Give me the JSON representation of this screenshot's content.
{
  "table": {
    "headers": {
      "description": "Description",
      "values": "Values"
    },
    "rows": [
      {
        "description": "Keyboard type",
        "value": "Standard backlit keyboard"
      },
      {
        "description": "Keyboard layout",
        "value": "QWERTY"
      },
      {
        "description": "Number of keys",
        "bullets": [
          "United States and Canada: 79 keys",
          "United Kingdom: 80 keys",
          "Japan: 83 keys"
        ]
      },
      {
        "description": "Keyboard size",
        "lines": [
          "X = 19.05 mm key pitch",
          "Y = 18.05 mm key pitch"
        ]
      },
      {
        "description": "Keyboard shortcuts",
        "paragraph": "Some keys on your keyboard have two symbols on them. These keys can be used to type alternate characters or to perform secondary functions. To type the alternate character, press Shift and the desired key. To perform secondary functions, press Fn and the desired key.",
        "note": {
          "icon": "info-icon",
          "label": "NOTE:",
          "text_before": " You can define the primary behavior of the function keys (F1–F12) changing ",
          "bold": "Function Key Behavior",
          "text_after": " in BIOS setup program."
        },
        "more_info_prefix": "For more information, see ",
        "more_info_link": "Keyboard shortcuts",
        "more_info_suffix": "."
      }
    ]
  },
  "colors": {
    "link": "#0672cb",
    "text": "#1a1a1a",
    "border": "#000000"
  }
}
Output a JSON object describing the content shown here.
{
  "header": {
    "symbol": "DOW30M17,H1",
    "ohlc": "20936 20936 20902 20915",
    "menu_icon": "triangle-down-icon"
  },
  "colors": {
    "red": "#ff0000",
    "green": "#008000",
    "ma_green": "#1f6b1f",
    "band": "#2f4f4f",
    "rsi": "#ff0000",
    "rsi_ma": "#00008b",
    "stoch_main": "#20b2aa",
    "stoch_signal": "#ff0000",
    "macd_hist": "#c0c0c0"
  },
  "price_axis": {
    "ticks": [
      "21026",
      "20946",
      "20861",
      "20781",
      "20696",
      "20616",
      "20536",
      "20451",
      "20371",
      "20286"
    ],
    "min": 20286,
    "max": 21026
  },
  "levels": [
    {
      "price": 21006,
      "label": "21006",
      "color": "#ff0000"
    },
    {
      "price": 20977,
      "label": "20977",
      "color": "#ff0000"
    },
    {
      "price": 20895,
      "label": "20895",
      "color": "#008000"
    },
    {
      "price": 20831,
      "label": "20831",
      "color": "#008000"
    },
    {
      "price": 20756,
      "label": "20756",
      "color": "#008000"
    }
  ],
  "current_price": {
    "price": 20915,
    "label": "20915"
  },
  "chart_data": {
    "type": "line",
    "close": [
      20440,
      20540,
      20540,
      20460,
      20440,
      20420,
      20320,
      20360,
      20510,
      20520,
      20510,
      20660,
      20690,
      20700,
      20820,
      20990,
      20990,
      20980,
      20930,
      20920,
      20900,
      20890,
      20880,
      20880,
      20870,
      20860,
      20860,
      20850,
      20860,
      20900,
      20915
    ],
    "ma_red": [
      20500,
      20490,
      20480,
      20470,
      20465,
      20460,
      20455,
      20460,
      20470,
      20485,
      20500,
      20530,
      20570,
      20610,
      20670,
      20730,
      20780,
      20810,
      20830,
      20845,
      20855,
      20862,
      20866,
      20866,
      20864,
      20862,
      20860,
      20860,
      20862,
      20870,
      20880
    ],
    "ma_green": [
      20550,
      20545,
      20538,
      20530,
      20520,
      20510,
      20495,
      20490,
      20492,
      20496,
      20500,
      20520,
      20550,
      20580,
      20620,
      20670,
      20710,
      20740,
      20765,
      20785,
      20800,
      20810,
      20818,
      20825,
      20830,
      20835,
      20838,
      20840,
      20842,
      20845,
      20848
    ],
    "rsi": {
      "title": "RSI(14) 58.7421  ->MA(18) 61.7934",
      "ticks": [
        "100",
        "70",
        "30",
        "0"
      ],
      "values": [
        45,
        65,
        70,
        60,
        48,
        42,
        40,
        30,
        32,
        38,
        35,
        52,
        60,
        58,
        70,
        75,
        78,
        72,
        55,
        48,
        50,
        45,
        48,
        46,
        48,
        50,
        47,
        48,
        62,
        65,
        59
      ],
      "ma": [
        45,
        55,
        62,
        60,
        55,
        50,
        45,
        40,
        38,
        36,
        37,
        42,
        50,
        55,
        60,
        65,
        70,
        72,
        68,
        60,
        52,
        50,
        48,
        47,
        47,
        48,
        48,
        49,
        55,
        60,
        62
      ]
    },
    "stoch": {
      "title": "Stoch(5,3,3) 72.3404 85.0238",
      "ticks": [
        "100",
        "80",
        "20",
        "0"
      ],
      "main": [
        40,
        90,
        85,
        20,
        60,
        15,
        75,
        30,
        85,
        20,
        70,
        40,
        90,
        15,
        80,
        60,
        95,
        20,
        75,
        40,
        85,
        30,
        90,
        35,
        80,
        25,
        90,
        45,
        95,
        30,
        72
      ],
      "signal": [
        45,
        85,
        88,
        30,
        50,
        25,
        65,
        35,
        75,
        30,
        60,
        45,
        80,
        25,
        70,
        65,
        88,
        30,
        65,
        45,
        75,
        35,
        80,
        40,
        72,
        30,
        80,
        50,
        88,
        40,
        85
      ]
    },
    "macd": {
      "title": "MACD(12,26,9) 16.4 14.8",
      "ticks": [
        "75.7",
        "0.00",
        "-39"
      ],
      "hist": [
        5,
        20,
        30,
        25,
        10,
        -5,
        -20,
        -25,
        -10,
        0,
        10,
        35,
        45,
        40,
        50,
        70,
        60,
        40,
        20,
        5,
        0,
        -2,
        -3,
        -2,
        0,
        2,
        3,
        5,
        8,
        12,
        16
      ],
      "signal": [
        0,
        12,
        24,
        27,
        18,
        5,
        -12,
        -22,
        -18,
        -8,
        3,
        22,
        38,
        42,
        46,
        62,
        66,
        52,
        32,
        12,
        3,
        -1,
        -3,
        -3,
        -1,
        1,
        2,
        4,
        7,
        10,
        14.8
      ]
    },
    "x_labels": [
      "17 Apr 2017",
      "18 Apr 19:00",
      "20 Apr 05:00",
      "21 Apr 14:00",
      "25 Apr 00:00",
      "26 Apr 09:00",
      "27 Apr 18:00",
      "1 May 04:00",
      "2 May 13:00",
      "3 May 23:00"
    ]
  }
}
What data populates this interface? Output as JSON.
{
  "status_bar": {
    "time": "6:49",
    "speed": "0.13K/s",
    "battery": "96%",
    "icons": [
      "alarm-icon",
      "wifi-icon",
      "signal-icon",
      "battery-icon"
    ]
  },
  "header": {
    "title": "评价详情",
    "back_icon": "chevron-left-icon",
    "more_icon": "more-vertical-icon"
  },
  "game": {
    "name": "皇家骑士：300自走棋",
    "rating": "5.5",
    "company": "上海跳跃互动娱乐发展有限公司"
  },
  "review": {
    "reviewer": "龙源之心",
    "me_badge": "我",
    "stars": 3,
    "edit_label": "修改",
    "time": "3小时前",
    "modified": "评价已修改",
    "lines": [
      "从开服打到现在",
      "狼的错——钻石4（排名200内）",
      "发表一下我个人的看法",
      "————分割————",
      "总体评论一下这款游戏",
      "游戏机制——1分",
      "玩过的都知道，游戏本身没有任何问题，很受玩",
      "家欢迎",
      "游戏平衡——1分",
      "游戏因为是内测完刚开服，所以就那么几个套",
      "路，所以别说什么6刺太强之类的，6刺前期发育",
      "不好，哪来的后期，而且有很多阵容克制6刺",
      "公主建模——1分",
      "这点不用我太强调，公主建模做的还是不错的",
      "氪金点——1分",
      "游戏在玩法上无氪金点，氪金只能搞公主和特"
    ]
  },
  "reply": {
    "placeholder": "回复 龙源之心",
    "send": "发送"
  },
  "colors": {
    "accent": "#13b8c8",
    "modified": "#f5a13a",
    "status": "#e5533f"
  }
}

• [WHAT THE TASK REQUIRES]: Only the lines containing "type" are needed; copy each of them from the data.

• [FINAL ANSWER]:
        "description": "Keyboard type",
        "paragraph": "Some keys on your keyboard have two symbols on them. These keys can be used to type alternate characters or to perform secondary functions. To type the alternate character, press Shift and the desired key. To perform secondary functions, press Fn and the desired key.",
    "type": "line",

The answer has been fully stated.